> **Task statement**:
Among the records below, find the lines that contain "Microsoft" and copy each of them.

Records provided Block Start

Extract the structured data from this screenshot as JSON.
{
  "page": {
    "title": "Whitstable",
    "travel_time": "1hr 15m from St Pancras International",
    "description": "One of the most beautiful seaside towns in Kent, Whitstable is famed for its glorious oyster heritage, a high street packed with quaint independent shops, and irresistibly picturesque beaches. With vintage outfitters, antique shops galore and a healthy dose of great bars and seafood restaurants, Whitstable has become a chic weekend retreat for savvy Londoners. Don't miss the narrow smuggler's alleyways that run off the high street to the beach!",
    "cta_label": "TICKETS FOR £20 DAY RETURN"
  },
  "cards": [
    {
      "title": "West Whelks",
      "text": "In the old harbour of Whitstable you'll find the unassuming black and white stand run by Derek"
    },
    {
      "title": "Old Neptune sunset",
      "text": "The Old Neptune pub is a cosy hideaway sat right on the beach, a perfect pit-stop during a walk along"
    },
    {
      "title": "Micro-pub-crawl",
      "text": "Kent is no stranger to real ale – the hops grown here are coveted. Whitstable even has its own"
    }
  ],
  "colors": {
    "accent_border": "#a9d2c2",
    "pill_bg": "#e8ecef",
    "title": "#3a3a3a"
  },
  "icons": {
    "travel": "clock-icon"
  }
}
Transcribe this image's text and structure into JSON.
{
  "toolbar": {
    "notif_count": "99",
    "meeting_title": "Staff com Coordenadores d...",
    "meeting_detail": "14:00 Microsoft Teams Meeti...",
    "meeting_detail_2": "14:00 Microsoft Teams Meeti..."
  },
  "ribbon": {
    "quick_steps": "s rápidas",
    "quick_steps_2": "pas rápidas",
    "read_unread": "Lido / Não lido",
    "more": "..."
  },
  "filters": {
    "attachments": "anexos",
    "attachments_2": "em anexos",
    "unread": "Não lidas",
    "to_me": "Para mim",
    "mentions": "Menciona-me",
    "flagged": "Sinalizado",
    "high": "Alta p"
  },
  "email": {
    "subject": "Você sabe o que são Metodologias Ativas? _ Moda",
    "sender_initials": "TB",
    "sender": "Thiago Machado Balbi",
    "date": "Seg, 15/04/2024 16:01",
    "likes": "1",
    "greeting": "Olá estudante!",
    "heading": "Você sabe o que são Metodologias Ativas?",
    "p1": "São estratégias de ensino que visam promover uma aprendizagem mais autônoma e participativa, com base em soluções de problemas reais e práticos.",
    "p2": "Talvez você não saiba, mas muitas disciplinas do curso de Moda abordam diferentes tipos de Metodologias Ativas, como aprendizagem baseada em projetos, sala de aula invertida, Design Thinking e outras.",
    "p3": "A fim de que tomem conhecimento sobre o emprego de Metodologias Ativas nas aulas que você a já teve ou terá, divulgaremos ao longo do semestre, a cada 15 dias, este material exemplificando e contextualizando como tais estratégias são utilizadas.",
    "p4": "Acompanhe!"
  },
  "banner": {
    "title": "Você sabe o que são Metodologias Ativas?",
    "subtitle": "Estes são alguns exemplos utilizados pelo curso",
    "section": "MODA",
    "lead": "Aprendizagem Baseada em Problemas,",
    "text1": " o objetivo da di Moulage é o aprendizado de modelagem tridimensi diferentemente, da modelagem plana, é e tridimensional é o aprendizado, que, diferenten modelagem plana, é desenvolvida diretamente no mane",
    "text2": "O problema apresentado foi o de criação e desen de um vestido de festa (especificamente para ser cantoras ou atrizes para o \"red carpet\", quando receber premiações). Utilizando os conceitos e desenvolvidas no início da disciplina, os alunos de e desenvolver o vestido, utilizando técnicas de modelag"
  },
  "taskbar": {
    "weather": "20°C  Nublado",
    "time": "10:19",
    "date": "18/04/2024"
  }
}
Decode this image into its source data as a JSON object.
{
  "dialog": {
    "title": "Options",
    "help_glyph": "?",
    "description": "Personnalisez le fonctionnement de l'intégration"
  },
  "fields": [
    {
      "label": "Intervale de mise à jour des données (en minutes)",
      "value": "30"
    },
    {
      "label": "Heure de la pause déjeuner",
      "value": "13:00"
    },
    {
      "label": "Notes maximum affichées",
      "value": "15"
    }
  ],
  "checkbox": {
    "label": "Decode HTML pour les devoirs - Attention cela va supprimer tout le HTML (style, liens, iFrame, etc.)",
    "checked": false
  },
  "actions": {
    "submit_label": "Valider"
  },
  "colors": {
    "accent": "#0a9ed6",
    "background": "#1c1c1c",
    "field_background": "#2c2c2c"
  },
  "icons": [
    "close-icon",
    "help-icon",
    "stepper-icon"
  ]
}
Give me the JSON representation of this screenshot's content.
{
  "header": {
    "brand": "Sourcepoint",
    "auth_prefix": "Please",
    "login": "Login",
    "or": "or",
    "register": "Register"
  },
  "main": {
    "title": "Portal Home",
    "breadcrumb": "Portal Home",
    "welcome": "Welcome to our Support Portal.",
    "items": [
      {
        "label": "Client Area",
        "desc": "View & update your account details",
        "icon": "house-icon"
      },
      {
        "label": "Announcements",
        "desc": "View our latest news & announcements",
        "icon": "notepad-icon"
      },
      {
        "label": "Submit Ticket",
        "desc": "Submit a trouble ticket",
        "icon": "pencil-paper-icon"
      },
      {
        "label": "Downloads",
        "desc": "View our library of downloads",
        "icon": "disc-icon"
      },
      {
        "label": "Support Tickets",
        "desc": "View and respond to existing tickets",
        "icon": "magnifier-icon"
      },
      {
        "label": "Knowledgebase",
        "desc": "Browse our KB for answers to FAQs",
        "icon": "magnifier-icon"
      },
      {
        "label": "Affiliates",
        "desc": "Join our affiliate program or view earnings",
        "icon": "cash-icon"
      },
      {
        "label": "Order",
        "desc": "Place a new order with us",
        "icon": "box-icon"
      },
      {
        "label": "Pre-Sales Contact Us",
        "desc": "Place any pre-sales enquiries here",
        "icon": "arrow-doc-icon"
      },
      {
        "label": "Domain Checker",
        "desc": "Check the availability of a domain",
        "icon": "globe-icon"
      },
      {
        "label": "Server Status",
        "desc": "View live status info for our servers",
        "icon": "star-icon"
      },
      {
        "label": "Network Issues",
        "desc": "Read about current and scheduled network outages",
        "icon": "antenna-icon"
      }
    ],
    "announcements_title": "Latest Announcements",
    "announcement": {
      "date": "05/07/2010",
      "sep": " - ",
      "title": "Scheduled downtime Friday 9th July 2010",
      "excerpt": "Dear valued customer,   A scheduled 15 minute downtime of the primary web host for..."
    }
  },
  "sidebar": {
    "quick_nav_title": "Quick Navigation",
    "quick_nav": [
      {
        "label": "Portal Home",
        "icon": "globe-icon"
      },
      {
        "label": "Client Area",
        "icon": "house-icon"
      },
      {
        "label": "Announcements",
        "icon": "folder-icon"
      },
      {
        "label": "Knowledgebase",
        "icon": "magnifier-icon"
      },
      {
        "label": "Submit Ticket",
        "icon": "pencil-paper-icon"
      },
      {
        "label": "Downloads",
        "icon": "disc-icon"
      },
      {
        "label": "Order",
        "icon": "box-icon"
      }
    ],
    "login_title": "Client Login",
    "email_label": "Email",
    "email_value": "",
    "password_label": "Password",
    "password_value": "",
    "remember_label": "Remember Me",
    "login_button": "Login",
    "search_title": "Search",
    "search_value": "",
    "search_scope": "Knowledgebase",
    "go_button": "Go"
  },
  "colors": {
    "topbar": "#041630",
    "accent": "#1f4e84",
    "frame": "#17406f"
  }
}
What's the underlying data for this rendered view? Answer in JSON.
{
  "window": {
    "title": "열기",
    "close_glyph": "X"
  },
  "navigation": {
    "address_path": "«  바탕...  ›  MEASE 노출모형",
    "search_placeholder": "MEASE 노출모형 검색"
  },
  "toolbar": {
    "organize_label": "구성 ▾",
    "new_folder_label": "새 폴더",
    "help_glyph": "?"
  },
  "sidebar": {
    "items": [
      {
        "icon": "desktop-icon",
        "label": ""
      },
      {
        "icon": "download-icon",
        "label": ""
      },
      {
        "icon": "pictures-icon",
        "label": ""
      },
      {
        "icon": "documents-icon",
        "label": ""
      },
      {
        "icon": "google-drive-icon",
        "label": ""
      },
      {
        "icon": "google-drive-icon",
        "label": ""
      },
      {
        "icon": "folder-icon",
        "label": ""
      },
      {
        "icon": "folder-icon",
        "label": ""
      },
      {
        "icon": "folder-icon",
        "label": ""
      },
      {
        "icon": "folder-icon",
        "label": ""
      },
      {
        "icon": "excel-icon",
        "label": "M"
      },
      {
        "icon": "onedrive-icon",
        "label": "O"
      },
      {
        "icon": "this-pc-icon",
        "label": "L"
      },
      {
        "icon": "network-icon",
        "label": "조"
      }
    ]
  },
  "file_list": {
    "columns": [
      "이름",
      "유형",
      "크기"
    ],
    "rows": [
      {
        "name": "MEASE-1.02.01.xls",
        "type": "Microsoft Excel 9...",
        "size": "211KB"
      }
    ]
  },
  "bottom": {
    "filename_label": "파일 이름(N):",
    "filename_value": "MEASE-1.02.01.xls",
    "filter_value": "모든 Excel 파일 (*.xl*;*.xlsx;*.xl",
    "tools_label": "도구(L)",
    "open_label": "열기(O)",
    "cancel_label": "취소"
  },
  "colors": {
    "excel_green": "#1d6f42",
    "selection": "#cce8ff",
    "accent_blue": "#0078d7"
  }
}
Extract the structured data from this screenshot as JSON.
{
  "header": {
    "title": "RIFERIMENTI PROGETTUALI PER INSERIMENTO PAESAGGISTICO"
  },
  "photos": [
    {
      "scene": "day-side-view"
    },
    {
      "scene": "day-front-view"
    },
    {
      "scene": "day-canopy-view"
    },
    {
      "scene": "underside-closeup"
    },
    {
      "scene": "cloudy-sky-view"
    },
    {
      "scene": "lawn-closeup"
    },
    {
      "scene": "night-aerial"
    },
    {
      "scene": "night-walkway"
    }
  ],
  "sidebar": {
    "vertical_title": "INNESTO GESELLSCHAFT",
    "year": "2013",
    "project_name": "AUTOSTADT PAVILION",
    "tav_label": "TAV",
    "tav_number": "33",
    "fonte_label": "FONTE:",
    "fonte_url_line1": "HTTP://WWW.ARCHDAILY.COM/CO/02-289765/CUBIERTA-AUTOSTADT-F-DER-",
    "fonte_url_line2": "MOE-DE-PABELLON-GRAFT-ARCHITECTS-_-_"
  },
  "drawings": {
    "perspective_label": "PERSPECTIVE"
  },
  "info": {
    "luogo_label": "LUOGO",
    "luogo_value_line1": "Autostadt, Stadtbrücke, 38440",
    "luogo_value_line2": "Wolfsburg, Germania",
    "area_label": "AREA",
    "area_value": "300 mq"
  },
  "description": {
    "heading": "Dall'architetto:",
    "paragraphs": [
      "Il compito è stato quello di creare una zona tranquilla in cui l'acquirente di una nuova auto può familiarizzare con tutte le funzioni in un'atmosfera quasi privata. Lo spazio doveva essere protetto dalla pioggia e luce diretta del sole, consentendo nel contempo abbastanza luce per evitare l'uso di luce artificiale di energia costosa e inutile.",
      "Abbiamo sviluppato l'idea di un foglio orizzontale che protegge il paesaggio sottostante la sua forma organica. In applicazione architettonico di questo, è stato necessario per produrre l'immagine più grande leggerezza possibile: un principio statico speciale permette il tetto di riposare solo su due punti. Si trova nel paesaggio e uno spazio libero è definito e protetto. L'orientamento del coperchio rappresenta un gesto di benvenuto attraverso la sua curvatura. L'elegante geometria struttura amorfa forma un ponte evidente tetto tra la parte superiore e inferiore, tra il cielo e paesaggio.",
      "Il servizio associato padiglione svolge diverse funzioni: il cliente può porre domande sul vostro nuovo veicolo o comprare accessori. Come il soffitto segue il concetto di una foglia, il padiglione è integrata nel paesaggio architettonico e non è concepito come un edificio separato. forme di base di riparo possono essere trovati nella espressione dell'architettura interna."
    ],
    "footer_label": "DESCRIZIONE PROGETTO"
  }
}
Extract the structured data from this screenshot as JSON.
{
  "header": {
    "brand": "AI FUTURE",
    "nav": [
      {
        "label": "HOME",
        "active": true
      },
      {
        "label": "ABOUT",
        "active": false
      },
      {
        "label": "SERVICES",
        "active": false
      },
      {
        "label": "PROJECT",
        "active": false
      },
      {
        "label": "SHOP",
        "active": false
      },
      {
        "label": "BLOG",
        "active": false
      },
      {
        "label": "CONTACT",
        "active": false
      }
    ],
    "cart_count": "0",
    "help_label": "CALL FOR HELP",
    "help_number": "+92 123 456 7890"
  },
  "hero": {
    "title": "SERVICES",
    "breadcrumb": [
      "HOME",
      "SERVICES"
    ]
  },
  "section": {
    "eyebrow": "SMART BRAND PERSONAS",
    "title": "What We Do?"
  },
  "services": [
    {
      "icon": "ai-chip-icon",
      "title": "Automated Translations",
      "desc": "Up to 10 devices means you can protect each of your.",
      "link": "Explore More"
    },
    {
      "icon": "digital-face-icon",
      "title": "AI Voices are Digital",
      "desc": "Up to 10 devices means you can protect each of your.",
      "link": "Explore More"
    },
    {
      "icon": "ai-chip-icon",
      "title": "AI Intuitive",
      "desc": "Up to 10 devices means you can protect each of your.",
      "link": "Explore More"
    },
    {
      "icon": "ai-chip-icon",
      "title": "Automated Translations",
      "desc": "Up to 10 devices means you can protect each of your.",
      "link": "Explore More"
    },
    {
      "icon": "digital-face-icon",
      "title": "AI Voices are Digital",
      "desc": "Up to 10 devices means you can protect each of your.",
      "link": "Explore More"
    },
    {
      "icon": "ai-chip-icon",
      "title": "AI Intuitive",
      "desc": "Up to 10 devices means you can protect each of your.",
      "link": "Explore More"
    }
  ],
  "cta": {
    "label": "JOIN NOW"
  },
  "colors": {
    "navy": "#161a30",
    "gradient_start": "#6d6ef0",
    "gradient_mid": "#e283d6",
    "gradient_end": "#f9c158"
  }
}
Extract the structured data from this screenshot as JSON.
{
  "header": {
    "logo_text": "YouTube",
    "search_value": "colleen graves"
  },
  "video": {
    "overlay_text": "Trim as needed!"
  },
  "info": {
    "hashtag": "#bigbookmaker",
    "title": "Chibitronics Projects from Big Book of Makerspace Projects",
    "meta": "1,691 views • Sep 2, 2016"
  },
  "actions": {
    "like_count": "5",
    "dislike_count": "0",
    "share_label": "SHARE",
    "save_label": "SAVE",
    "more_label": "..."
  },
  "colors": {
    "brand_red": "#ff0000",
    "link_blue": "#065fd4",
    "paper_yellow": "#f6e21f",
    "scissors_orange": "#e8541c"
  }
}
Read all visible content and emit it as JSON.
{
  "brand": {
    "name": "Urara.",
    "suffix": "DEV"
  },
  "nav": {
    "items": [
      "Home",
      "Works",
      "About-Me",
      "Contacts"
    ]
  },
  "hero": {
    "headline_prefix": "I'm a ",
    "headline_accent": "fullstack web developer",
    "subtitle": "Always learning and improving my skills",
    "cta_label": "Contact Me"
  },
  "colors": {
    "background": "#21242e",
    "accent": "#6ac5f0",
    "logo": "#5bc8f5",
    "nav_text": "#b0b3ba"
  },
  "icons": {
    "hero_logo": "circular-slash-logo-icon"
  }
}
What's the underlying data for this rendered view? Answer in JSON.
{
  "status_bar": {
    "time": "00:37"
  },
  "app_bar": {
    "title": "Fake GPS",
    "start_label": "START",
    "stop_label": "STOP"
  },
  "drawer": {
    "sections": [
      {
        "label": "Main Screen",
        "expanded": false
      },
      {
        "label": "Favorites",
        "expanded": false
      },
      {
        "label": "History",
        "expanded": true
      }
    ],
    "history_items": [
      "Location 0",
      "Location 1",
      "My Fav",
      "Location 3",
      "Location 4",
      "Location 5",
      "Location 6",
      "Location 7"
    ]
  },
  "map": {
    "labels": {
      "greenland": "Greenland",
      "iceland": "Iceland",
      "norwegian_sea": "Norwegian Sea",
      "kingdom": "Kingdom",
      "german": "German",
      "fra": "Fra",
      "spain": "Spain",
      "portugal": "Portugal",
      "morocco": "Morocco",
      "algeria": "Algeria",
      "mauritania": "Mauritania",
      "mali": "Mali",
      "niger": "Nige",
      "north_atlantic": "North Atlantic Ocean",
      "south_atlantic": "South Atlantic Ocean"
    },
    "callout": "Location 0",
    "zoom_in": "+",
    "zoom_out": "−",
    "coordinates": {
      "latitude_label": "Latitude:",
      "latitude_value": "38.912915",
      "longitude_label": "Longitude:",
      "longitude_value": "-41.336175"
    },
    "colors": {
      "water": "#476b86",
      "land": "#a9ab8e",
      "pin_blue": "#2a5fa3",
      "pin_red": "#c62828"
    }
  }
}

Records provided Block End

> **Written solution**:
    "meeting_detail": "14:00 Microsoft Teams Meeti...",
    "meeting_detail_2": "14:00 Microsoft Teams Meeti..."
        "type": "Microsoft Excel 9...",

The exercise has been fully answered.